[Opening DATASET RECORDS section]

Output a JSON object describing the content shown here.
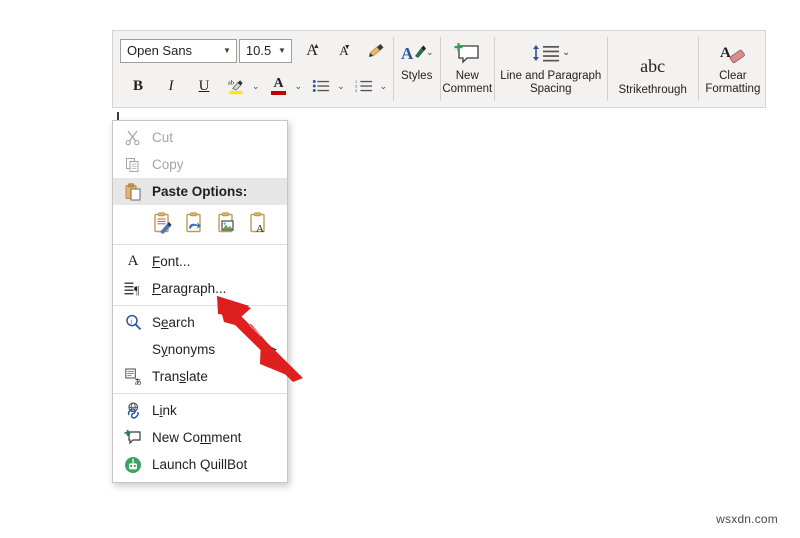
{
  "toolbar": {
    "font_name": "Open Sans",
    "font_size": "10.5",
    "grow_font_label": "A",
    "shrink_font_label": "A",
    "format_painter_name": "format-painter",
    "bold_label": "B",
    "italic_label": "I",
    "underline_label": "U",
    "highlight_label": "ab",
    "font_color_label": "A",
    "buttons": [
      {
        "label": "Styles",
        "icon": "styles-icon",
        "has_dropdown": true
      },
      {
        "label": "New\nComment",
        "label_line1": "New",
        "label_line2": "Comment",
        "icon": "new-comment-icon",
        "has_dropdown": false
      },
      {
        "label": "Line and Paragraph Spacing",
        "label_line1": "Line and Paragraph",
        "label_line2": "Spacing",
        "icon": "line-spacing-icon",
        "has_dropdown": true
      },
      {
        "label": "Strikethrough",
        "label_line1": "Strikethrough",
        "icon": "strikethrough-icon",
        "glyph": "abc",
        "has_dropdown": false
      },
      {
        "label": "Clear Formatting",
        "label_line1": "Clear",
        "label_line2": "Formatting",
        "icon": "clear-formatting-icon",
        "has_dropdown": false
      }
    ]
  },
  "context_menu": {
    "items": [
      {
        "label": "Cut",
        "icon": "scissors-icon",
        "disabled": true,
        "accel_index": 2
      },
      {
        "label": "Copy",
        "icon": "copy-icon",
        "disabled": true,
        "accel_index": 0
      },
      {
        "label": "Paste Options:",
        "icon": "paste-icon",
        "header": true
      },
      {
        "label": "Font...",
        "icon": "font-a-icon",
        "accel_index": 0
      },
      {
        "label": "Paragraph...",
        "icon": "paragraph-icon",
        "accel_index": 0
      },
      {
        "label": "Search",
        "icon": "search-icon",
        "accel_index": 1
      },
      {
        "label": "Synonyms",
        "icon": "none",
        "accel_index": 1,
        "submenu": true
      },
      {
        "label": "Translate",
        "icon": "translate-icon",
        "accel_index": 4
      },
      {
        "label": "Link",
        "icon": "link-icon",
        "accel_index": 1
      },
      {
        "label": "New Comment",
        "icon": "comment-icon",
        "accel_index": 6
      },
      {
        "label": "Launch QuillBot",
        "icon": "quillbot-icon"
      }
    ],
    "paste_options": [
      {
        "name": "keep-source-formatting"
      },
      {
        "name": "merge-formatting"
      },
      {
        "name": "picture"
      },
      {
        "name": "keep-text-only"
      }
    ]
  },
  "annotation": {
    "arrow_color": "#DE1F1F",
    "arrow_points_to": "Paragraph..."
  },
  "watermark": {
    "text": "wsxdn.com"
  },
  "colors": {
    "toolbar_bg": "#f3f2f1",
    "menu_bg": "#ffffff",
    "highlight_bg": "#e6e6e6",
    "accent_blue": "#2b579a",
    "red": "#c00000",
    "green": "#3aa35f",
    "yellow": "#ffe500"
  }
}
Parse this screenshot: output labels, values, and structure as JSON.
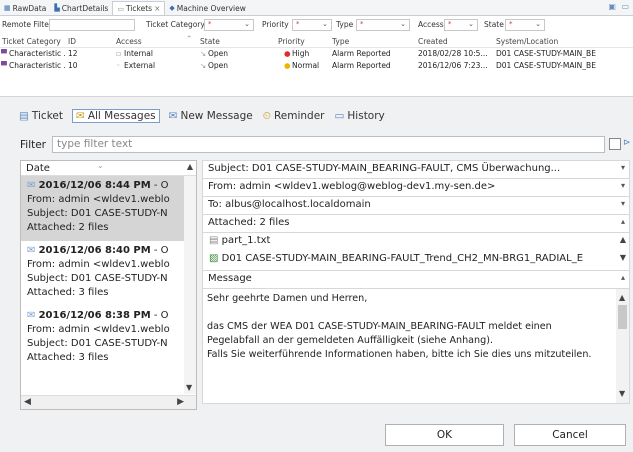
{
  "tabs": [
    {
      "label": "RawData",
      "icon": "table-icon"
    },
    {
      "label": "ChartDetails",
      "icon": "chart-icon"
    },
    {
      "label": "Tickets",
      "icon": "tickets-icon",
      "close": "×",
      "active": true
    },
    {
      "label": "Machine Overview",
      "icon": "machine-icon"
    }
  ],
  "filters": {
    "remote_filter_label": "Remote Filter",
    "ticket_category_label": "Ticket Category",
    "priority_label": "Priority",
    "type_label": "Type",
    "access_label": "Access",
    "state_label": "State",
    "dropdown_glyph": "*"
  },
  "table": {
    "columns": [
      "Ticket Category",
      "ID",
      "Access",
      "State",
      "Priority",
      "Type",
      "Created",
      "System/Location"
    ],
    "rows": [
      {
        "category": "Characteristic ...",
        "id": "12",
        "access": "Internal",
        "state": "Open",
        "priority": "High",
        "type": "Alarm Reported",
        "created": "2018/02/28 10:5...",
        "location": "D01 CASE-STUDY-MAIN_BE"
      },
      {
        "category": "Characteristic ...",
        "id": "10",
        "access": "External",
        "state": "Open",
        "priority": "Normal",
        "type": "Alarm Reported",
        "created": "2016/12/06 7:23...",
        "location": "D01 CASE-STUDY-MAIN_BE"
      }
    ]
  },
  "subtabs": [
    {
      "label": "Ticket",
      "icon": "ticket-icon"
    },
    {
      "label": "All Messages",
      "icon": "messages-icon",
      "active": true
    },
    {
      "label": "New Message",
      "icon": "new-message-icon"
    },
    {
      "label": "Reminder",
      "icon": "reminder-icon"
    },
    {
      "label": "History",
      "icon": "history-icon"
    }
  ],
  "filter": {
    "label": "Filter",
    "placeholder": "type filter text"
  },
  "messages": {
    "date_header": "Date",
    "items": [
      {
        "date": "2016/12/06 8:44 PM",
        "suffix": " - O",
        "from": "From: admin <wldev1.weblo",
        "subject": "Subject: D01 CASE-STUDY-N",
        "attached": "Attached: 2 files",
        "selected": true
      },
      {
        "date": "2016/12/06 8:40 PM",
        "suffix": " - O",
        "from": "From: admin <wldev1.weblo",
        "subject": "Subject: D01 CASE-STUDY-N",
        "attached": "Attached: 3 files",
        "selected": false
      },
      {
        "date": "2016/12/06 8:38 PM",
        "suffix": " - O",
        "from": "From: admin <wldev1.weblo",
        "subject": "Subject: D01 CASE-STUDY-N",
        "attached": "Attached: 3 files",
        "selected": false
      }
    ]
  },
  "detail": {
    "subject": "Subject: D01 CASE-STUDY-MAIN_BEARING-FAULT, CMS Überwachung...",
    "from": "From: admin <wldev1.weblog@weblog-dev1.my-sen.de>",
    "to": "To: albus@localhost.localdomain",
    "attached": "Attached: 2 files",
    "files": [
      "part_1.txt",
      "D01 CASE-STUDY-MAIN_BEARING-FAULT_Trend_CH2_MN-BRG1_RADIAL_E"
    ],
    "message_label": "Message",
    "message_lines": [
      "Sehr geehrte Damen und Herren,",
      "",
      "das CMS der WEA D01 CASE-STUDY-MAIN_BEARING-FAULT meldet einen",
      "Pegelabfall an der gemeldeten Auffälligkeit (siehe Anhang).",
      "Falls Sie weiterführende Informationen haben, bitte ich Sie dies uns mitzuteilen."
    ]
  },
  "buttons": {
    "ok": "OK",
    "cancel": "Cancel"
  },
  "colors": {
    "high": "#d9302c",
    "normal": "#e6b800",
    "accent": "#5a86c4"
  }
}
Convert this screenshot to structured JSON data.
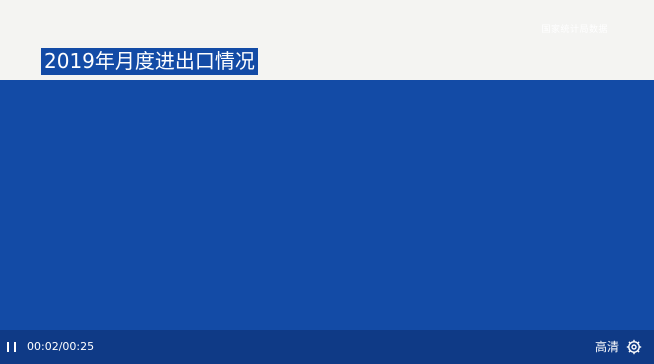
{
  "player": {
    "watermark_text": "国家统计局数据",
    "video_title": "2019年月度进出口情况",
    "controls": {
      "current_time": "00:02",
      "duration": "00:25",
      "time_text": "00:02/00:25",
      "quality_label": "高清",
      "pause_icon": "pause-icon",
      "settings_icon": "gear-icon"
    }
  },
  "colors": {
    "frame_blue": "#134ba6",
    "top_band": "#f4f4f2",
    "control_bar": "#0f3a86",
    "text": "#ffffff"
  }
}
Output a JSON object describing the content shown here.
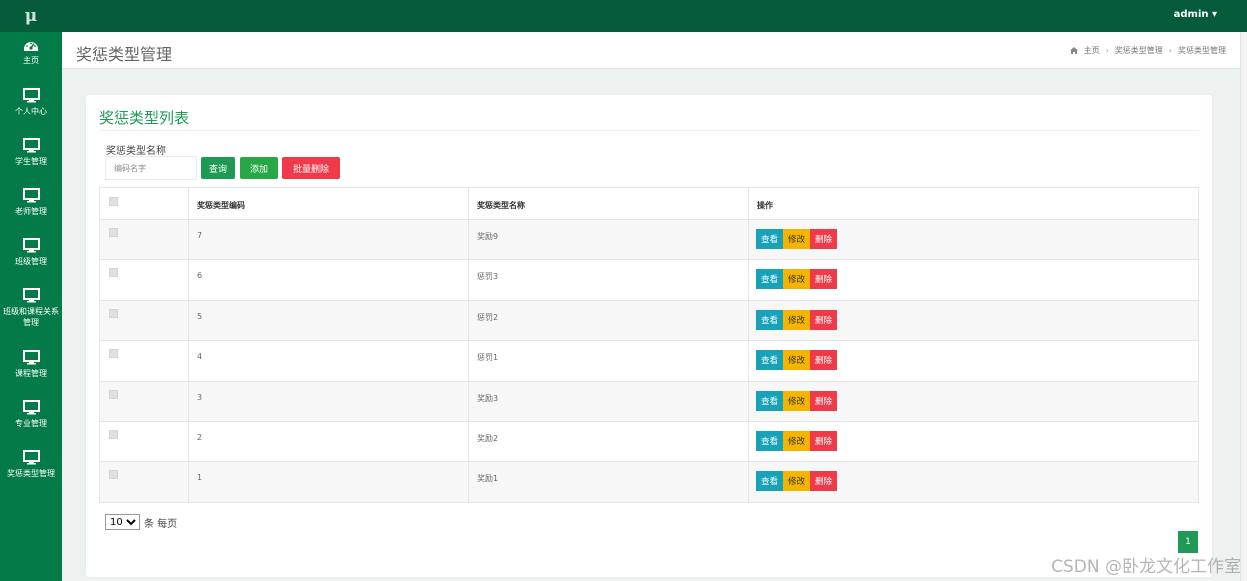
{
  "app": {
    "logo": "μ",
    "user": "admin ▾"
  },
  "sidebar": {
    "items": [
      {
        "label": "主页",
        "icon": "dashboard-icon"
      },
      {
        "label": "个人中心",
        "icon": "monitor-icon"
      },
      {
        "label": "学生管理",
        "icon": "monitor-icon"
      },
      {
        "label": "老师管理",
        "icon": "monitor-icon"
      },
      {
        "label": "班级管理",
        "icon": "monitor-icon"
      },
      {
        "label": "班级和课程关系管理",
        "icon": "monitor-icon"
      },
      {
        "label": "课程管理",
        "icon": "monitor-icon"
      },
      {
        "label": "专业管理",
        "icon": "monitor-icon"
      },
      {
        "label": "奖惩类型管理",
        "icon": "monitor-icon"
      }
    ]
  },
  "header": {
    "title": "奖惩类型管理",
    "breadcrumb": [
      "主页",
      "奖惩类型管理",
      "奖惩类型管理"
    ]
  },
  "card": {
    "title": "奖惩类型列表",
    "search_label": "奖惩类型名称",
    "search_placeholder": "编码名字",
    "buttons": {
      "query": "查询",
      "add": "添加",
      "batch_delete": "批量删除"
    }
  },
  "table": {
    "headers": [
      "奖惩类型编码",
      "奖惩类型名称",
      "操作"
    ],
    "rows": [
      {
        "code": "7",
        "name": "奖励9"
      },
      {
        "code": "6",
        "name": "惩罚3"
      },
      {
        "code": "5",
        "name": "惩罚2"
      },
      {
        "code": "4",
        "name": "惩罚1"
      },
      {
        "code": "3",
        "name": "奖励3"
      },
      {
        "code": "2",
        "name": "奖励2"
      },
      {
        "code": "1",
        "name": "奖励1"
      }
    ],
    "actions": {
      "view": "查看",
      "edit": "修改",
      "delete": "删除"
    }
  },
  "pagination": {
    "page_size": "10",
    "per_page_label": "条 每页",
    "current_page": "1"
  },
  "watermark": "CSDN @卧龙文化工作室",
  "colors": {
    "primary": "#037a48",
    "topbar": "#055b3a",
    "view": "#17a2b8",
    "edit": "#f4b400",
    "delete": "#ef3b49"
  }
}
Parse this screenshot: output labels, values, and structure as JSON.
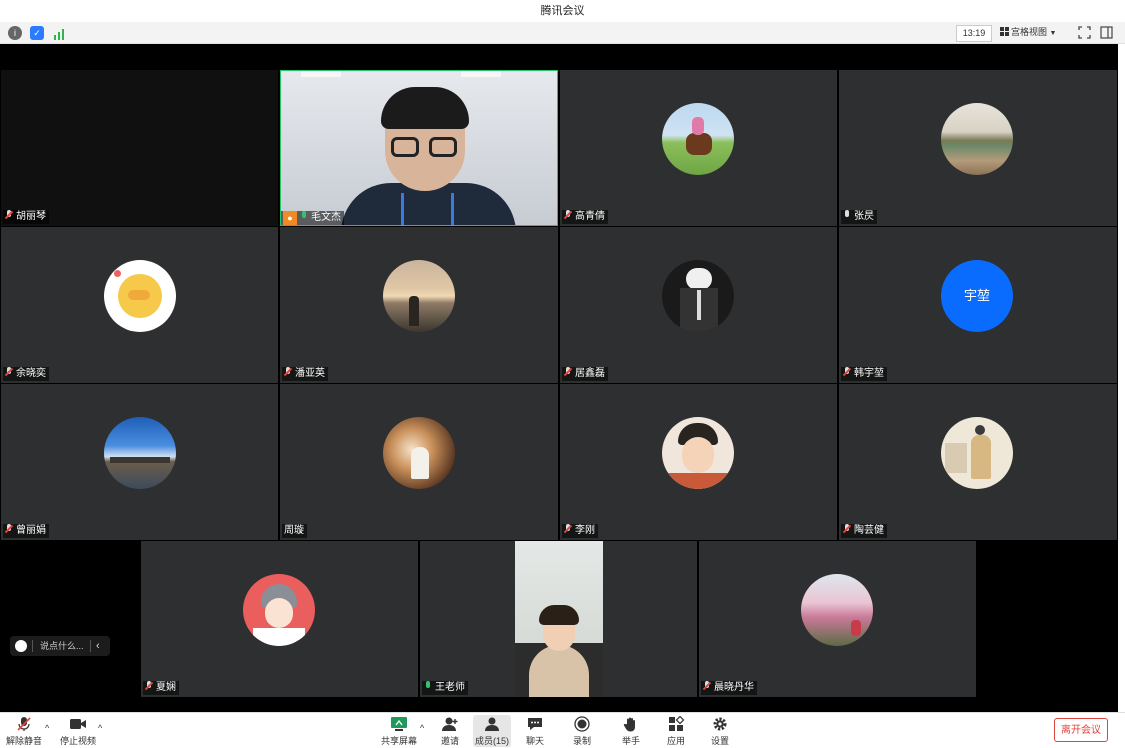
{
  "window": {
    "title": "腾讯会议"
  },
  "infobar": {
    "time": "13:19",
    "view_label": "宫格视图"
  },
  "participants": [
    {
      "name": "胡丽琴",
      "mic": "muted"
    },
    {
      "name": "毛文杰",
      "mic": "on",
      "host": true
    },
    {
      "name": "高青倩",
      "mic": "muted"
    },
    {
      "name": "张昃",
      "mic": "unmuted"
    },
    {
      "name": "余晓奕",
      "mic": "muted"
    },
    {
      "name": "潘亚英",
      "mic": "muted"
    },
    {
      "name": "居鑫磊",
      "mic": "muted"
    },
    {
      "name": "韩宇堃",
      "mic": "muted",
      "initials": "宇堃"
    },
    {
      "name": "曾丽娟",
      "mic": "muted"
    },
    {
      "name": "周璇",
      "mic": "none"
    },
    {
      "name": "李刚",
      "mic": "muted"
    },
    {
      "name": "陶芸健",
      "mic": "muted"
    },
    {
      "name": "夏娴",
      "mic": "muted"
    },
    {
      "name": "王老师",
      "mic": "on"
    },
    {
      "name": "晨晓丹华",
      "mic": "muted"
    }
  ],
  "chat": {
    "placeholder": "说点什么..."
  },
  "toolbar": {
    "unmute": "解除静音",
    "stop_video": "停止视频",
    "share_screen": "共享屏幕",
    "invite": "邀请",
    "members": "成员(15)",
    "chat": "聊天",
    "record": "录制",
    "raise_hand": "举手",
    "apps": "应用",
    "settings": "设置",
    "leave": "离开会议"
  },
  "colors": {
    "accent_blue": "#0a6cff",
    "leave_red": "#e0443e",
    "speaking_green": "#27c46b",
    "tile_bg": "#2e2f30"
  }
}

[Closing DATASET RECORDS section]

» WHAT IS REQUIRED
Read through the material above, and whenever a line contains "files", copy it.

» RESPONSE TO THIS TASK
        "attached": "Attached: 2 files",
        "attached": "Attached: 3 files",
        "attached": "Attached: 3 files",
    "attached": "Attached: 2 files",
    "files": [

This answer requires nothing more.